FILE - Passengers walk into the Departures entrance at the North Terminal of Gatwick Airport near Crawley, just south of London, Wednesday, July 22, 2020. Hundreds of thousands of British vacationers face possible disruption to their travel plans at the start of the school summer holidays, after almost 1,000 workers at Gatwick Airport voted to strike in a dispute over pay. The Unite union said it members, including baggage handlers and check-in staff, who are employed by four private contractors will walk out for four days from July 28 and again for a four-day stretch from Aug. 4. Hundreds of thousands of British vacationers face possible disruption to their travel plans at the start of the school summer holidays, after almost 1,000 workers at Gatwick Airport voted to strike in a dispute over pay.

The union said members of baggage handlers and check-in staff, employed by four private firms, will walk out for four days from July 28 and again for a four-day stretch from Aug. 4.

The union said the strike will inevitably lead to disruption to flights at the height of the summer holiday season after the school year has ended. The airlines affected are British Airways, easyJet, Ryanair, TUI, WestJet and Wizz Air.

London's second-busiest airport, Gatwick, is located just south of Heathrow, and is a focus in the summer to Europe's beach resorts in the Mediterranean.

A total of 4,410 flights are scheduled to depart Gatwick across all the strike days, equating to more than 840,000 seats.

ASC, Menzies Aviation, GGS and DHL Services are involved in the dispute, which conduct outsourced operations for airlines, such as ground handling, baggage handling and check-in. Unite said it has been in negotiations with the four companies since January.

As part of Unite's unyielding focus on the jobs, pay and condition of its members, Graham said, the union has drawn a line in the sand and is committed to eradicating the scourge of low pay at the airport.

Over the past couple of months, Britain has seen a number of strikes as workers try to get wage increases that at least maintain inflation. Although inflation has fallen, it is still at 8.7 percent.
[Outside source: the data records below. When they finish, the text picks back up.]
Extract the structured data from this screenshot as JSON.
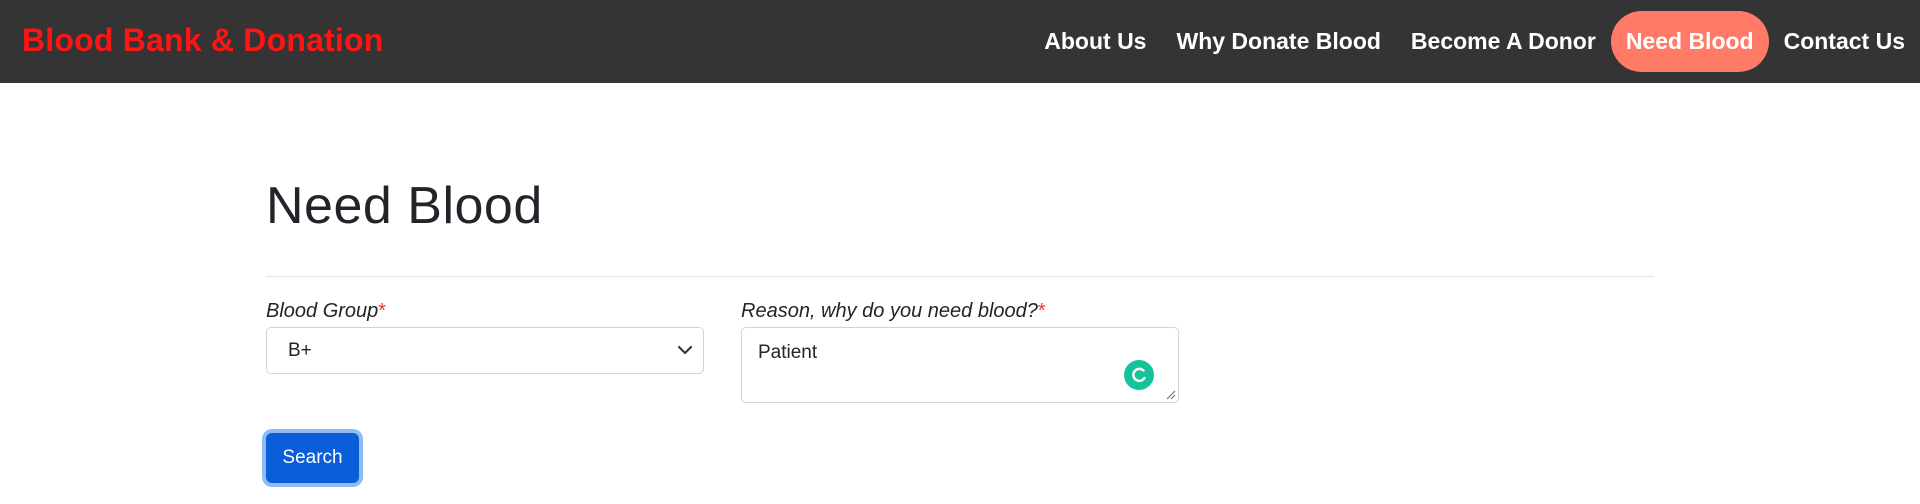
{
  "navbar": {
    "brand": "Blood Bank & Donation",
    "links": [
      {
        "label": "About Us",
        "active": false
      },
      {
        "label": "Why Donate Blood",
        "active": false
      },
      {
        "label": "Become A Donor",
        "active": false
      },
      {
        "label": "Need Blood",
        "active": true
      },
      {
        "label": "Contact Us",
        "active": false
      }
    ]
  },
  "main": {
    "title": "Need Blood",
    "form": {
      "blood_group": {
        "label": "Blood Group",
        "required_mark": "*",
        "selected_value": "B+"
      },
      "reason": {
        "label": "Reason, why do you need blood?",
        "required_mark": "*",
        "value": "Patient"
      },
      "submit_label": "Search"
    }
  },
  "colors": {
    "navbar_bg": "#343434",
    "brand": "#ff1414",
    "active_link_bg": "#ff7b68",
    "button_bg": "#0b5ed7",
    "required": "#e53935",
    "grammar_badge": "#15c39a"
  },
  "icons": {
    "select": "chevron-down-icon",
    "textarea_badge": "grammar-check-icon",
    "textarea_resize": "resize-handle-icon"
  }
}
The majority of workers set to strike will be paid an average of $15.50 a hour, the union said.

With strikes, staff shortages and airspace closures related to Russia's full-scale invasion of Ukraine, Gatwick, like other airports in Europe, is already experiencing major disruption due to air traffic control restrictions.
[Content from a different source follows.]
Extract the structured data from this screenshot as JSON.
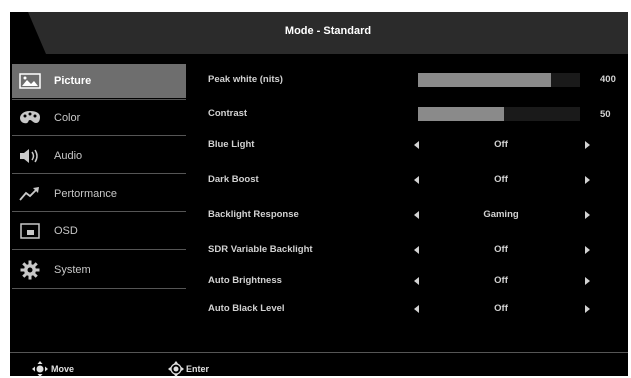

We are aware of the recent ballot result and will support our airlines with their contingency plans to ensure that flights operate as scheduled, the airport's spokeswoman said.